    Default layer heights are getting thinner, and this is what determines your resolution. The M2 default layer height is pictured in the post above, with 0.2mm layers.
    With some time and tweaking (and a bit copying the settings from others that have already improved their resolution) you can get 10 times that resolution, or more. Here's what people were getting out of the Ultimaker a year ago:
    http://davedurant.wordpress.com/2011/10/12/ultimaker-faq-but -what-about-the-quality-of-prints/
    I particularly like the close-up comparing the print to his finger.... you can see how many layers per fingerprint groove there are, which really shows how smooth 0.02mm layers are. This was cutting-edge a year ago, and already it is attainable by pretty much anyone - if you're willing to invest the time to make it work. 20 micron layers aren't going to print fast, you'll be waiting for these to print for quite a while.

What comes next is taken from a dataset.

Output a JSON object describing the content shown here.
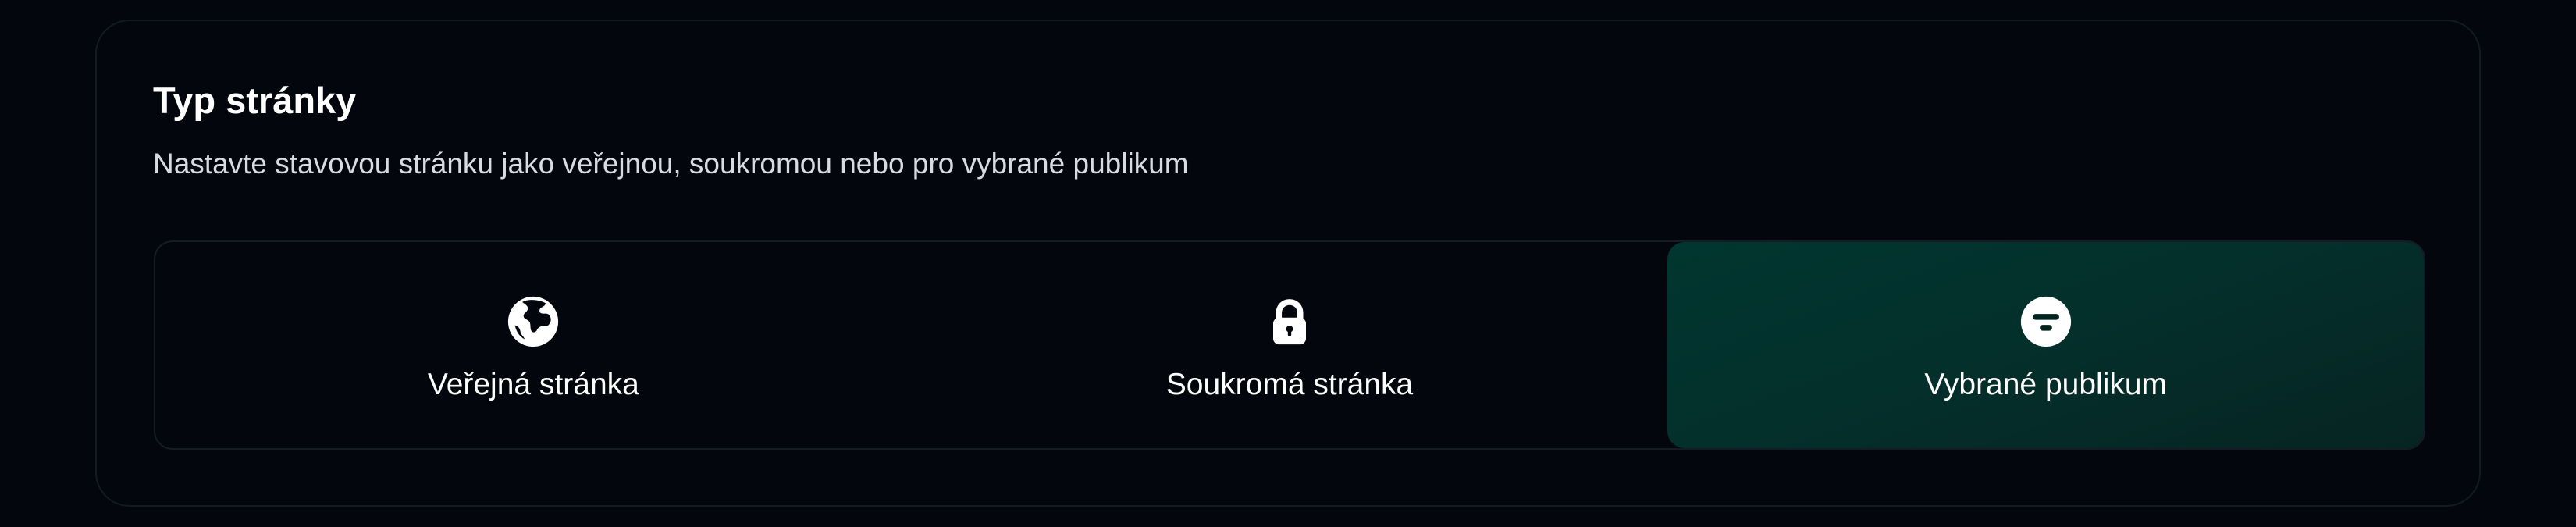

    As I stated above, "1 micron" prints have been claimed recently... and even if they meant "10 micron" that's still twice the resolution of the print example above and 20 times the resolution of the example I posted a few days ago. See: http://www.twitch.tv/woofpickle/b/331418167
    That's a Makergear M2, and the resolution - whether really 1 micron or 10 - is amazing, and more amazing is his feedrate isn't too slow despite the resolution. I'm eagerly waiting to see some finished prints with those settings up close.
    In general, extremely high resolution prints require more than just a tweak to the layer setting... everything else gets more important when you're working with layers this tiny, and bed leveling is hundreds of times more vital.

    I recommend you research everything thoroughly, as there's a lot to learn. Check out the Google Groups for RepRap, Makerbot, Ultimaker, Makergear, and any other printer you may be interested in. The devices are all very similar, and the people are all generally very helpful.

    As for design limitations... I guess I don't know what you're asking for specifically. I'd like multi-extruder print heads to really take off so support material removal becomes as simple as "toss in bucket of water." Much faster print speeds would always be nice, and bigger print surfaces are always welcome.

    Alternate designs for home printing are popping up out there as well. DLP printers are extraordinarily high resolution, but also expensive and very small in print area at the moment. Powder printers may take off soon, as they don't require support so overhang and support removal issues are removed completely.
    I think the biggest problem with any printer at the moment is they still can't make me "Tea, Earl Grey, Hot".... Yet.
    Last edited: Sep 13, 2012